> **THE INPUT**:

-=-=-=-=-

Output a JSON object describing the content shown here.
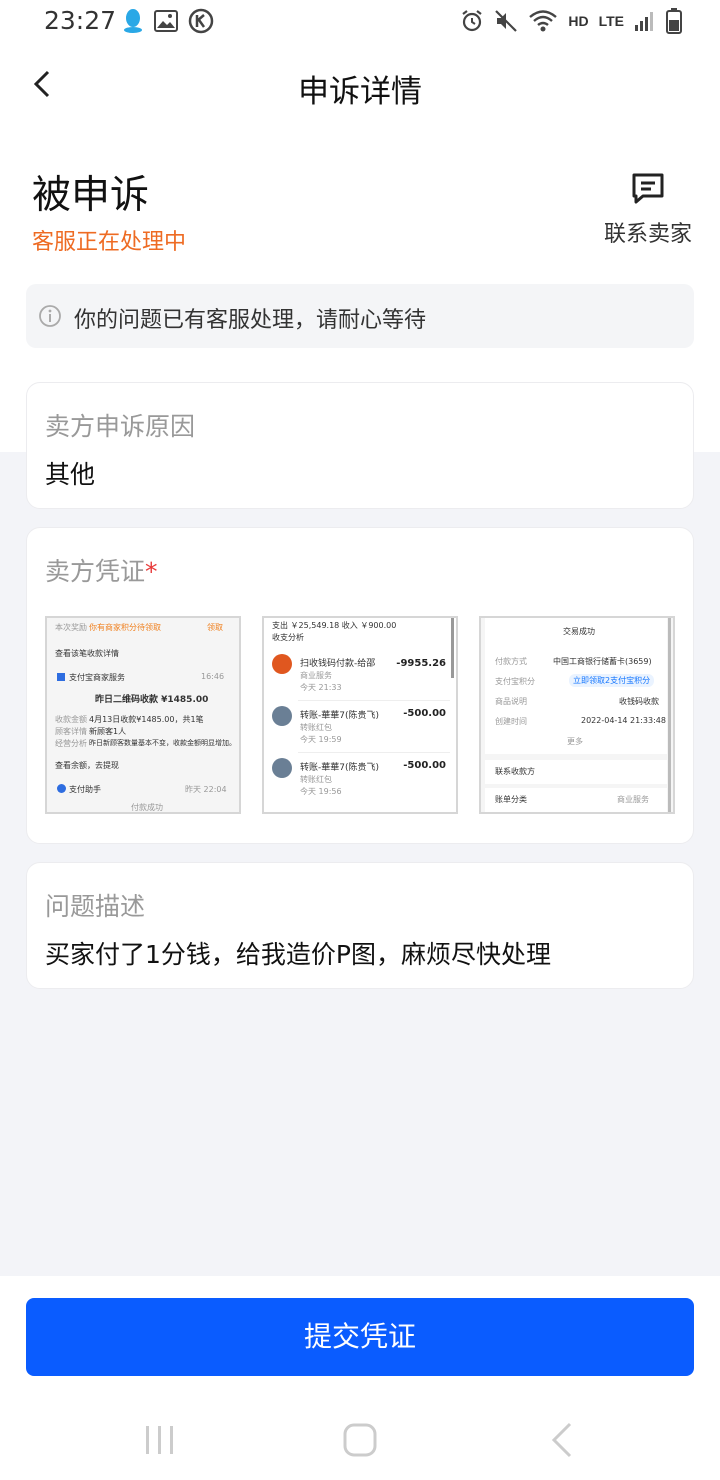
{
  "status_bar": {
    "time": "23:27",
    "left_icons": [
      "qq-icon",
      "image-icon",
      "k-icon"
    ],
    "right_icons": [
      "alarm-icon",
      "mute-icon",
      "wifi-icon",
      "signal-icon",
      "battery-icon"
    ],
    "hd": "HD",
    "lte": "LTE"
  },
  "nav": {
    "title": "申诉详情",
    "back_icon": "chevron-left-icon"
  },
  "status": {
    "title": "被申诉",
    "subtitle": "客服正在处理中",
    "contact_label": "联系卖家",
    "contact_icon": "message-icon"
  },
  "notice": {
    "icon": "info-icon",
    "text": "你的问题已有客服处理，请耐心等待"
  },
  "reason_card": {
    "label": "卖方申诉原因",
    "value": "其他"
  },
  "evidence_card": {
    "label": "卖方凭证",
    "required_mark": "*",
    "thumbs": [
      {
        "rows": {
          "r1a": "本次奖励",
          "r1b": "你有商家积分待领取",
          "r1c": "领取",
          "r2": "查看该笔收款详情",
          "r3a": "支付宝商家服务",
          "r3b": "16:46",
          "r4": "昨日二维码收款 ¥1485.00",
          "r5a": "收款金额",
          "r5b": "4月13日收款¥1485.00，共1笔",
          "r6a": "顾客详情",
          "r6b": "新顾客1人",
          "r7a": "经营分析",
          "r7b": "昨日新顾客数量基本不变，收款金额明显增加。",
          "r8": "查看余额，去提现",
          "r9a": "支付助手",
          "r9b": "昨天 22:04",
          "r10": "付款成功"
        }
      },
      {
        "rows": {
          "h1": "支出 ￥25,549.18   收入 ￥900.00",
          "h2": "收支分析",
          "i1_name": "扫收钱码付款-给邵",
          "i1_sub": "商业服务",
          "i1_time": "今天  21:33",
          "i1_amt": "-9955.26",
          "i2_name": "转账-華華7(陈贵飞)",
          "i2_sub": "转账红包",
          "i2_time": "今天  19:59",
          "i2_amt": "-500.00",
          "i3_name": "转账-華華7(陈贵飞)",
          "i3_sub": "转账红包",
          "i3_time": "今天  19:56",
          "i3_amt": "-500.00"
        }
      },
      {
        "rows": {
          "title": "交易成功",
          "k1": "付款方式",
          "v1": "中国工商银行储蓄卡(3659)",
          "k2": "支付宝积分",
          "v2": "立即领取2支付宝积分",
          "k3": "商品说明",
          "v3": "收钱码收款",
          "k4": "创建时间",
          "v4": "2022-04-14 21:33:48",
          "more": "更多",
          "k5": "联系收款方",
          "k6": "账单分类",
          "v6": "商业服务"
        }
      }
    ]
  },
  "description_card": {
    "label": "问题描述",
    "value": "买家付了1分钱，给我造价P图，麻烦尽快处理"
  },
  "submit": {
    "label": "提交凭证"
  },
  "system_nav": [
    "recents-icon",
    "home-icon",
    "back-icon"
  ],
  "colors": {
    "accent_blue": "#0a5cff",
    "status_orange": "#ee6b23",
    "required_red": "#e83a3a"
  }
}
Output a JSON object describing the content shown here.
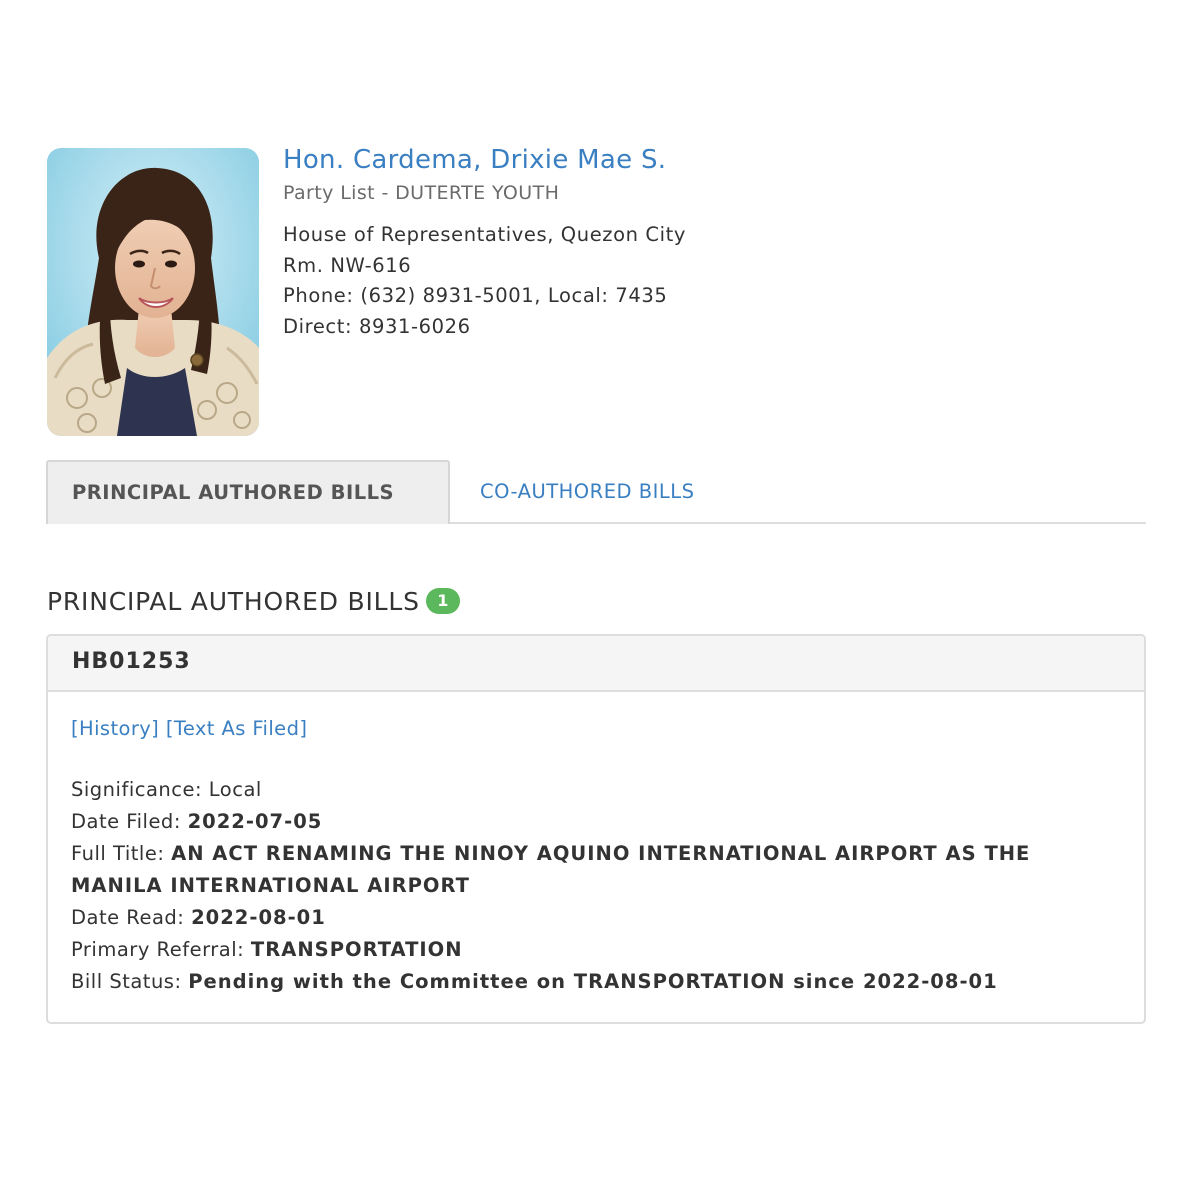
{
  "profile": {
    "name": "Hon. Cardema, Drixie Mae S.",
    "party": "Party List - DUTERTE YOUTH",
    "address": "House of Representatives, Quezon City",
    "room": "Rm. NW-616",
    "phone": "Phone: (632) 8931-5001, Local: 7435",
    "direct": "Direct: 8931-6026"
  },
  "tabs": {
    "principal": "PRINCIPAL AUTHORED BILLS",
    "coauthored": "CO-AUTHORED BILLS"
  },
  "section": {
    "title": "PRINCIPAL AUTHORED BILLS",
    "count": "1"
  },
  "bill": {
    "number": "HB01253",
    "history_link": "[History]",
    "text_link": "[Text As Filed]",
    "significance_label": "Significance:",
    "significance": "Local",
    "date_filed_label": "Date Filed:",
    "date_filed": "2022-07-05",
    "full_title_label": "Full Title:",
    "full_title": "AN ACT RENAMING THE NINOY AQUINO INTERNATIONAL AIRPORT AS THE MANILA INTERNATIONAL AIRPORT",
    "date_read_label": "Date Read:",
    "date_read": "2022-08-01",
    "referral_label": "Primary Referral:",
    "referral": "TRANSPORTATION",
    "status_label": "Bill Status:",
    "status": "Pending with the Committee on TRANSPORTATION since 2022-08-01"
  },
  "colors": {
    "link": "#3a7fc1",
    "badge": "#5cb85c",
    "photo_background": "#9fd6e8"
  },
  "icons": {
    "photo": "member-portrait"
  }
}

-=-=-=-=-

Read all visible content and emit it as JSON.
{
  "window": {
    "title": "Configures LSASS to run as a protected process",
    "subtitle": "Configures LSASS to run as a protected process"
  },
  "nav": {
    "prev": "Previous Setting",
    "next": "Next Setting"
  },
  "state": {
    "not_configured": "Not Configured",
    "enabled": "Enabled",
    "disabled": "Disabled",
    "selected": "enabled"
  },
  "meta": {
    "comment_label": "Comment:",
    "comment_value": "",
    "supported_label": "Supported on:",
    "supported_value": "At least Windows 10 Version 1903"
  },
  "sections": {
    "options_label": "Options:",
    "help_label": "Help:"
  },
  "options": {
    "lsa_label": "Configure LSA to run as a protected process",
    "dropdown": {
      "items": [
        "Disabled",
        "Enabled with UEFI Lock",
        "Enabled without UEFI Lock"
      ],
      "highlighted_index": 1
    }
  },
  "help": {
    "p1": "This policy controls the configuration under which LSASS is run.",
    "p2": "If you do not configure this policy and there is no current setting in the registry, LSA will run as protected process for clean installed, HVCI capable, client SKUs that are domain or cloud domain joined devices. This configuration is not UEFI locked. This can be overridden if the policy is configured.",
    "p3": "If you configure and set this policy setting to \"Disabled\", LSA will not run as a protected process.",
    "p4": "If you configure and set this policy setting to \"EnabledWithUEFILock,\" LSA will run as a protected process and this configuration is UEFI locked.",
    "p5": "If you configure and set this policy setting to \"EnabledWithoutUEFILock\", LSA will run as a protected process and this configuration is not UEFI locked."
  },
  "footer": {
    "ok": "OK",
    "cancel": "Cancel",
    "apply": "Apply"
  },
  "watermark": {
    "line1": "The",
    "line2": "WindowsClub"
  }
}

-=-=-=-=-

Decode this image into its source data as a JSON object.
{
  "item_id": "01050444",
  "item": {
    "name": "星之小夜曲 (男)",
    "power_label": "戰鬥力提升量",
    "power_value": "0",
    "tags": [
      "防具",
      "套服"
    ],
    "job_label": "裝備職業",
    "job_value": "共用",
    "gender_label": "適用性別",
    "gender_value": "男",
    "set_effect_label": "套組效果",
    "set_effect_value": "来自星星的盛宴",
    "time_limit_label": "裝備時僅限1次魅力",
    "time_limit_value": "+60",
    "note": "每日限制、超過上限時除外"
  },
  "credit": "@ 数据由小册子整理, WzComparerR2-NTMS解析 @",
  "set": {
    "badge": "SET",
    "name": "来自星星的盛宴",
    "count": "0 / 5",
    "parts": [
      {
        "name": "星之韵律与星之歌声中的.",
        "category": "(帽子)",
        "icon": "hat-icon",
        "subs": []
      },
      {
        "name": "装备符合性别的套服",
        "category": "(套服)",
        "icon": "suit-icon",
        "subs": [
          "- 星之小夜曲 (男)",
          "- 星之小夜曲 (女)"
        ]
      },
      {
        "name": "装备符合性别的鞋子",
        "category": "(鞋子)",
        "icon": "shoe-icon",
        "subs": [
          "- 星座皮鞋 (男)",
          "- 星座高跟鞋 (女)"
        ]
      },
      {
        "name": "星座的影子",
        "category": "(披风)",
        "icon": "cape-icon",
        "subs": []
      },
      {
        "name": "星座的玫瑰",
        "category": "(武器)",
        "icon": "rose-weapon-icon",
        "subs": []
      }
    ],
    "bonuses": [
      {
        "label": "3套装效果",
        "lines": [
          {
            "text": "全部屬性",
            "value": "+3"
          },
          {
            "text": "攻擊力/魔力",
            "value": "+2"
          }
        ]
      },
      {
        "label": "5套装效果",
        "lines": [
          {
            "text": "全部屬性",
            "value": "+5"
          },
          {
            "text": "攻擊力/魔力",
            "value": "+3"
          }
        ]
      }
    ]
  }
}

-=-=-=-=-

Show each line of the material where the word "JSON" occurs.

> **RESULT**:
Output a JSON object describing the content shown here.
Output a JSON object describing the content shown here.
Read all visible content and emit it as JSON.
Decode this image into its source data as a JSON object.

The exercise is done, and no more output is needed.